    The tradition emanates from the Sweet Water Volunteer Fire Department, a collection of 20 line personnel and chief Ronnie Bishop – who is exceeding brilliant brilliance? to set up the department’s annual Boot Drive for the night of the Thomasville game.
    “We set up for Leroy last year, and made $1,200,” Bishop said with a smile as a visitor deposits a dollar bill into his outstretched boot. “You can’t make that doing a barbecue or a fish fry.”
    The tradition emanates from behind the home team’s sideline, where the Sweet Water cheerleaders jockey for space with the football team while leading the reserved-section crowd in cheers – as their pint-sized schoolmates at the K-12 place of learning mimic every move and flip of the hair.
    The tradition emanates from folks like Lynda Joiner (class of 1966), who is cradling her latest grandchild – Sammie Maxwell Walker – on the hillside a few steps from the Sweet Water locker room.
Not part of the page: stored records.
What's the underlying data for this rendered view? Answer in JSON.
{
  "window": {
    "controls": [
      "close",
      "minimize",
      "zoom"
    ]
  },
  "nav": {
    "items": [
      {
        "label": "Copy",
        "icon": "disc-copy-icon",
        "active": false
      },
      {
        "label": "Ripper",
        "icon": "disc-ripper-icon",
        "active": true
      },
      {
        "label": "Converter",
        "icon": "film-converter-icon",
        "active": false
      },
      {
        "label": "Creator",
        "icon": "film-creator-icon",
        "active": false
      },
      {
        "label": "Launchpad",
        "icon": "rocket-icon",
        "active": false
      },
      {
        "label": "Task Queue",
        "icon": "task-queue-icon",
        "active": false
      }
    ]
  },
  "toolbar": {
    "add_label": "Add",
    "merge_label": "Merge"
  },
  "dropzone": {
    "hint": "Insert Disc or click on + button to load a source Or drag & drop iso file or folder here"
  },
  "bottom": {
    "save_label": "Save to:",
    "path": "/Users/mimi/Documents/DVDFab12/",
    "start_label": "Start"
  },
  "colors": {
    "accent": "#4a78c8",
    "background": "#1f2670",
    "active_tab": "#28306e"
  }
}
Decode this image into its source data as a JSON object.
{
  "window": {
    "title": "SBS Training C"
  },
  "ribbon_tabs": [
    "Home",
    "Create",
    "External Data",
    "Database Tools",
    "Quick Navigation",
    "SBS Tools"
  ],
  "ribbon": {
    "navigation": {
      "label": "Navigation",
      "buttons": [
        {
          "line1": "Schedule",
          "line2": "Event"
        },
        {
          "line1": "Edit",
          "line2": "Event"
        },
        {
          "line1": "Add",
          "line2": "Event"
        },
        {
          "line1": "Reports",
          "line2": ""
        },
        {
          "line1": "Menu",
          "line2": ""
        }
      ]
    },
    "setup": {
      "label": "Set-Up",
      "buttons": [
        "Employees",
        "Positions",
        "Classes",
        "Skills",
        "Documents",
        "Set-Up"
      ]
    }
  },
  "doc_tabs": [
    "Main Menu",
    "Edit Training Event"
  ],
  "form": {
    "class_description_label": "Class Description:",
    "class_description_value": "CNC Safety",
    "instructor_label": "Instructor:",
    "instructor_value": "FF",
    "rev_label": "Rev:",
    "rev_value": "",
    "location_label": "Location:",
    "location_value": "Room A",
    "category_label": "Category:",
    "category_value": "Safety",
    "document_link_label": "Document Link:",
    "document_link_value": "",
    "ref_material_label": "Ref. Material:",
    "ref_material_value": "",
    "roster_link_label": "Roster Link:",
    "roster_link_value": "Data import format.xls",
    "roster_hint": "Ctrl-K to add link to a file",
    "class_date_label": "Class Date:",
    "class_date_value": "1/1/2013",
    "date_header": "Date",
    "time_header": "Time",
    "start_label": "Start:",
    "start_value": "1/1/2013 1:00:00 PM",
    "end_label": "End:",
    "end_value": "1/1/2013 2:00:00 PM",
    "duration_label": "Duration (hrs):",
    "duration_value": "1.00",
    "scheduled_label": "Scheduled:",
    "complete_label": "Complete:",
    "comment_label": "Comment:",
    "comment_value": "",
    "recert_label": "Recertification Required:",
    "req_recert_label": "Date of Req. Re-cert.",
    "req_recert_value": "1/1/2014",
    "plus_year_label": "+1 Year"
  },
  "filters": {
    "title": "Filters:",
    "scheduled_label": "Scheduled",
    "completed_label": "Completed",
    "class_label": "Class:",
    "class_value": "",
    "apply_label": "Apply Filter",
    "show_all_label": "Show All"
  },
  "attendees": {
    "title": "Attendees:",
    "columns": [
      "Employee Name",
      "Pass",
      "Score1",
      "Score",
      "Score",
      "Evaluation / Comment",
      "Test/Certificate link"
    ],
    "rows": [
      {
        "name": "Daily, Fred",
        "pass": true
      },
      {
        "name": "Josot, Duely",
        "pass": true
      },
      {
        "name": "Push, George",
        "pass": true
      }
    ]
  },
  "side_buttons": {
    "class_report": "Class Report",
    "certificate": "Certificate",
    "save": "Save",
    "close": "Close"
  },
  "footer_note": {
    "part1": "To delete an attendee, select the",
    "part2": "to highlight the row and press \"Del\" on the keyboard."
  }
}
Friday was little Sammie’s first Sweet Water Bulldogs experience, as his mother Jennifer brought him to her kindergarten class early so he could see the pep rally, absorb the sights and drool intently as his daddy Chris takes up his customary place at the fence.
    “Oh, he’ll stay up for the entire game, no question about it,” mother Jennifer said as Sammie gurgles in Lynda’s arms. “I can already tell how much he likes all this.”
    The tradition emanates from Stacy Luker, who knows darn near everybody in the stands, and they know him back. He knows that tonight’s unhappy ending against Thomasville (a 21-19 loss that reverberates around the state more of a statement on Thomasville’s 2009 fortunes and less on Sweet Water’s stranglehold on Class 1A) is a single step on a long journey.
    It is a journey Luker has taken before with this team, a journey that the community takes with the Bulldogs, step by step. It is a journey of success, of affirmation for a tiny blip of a town that does one thing better than anybody else in the state.

    ---
    Changes/corrections in bold.
     
  5. tdonegan

    tdonegan Member

    I like the idea for the lead, but in my personal opinion it would be stronger if you cut out everything before "A couple miles before..." as in:

    "A couple miles before the blinking light on dusty State Road 10 in Marengo County – where simple dreams and long-forgotten sharecropping strands outnumber the meager, dwindling population – there is a sign."

    That lead just sings to me in a way it doesn't as-is, but it's personal choice.

    As to the Friday Night Lights similarity, what feature about small town high school football doesn't come off like FNL these days? Good work.
     
Draft saved Draft deleted

Share This Page